“Therefore, you will see the land only from a distance…”
Pastoring is a hard job. Of course, it’s not the only hard job in the world. Hospital nurses, teachers, and police officers have it pretty rough, too. There are plenty of people in the world whose vocation is a heavy load. But pastoring is hard.
For one thing, you usually don’t see the full outcome of your ministry in a place. It comes later, sometimes much later. Moses struggled for decades to coax the Israelite people through the wilderness. But he didn’t inherit their God-given destiny along with them.
For another thing, infallibility doesn’t come with God’s call to ministry. The reason that Moses didn’t enter the Promised Land was that he lost his cool. (Check out Numbers 20:7-12 for the details.) At the risk of sounding blindingly obvious, pastors aren’t perfect.
For yet another thing, sometimes it’s your job as a pastor to get God’s people to go where they don’t want to go. While they wandered, the people constantly complained. They dreamed of going back to Egypt… you know, back to slavery. It’s tragic but also understandable that Moses lost it.
Moses: called by God for a pivotal season, yet flawed like the rest of us.
Like many of you, I’ve seen several lead pastors come and go. We’ve been joyfully aware of their strengths. We’ve been keenly aware of their weaknesses. Each one got some things right. Each one got some things wrong.
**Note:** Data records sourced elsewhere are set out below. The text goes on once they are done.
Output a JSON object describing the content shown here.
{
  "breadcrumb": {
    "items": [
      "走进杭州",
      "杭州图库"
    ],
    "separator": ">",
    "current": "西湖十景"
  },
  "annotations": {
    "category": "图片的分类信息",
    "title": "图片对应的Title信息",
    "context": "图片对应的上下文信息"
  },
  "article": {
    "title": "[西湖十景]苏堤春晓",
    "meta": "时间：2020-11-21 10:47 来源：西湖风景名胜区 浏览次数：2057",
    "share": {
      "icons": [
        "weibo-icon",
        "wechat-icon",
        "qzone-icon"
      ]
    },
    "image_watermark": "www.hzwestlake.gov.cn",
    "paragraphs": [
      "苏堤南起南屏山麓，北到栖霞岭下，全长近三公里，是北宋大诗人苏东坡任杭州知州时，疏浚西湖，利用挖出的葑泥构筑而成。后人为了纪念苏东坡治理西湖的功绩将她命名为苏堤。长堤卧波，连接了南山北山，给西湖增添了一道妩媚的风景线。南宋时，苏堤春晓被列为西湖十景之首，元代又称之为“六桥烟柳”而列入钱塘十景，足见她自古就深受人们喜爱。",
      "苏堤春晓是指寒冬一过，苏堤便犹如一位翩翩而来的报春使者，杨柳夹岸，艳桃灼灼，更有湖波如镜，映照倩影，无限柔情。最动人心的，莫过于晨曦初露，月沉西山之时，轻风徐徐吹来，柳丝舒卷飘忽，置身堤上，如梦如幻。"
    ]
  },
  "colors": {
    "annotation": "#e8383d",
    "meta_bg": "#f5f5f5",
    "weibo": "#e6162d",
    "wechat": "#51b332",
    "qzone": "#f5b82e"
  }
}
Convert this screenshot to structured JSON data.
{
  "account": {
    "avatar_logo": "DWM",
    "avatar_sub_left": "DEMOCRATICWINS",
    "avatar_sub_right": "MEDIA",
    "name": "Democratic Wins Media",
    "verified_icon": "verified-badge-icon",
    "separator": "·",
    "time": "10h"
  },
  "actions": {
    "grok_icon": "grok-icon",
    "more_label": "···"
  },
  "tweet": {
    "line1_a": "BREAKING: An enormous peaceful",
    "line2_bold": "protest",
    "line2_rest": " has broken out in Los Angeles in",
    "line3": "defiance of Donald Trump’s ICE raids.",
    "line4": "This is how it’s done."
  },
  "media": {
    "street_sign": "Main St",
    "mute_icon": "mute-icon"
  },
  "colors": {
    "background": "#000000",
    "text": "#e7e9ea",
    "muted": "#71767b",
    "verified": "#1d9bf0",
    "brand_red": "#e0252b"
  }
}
But every single one of them shaped PTCUMC in ways that have not yet been fully revealed.
We will see the fruit of Pastor Mark’s ministry unfolding for years to come. We will see the same for Pastor Matt after he moves on to another field someday down the line. I hope we will be in constant prayer for Mark, Matt, and for every pastor that comes here to serve.
Lord knows they need it. Not because there’s something wrong with PTCUMC (though we aren’t perfect, either), but because pastoring is a hard job.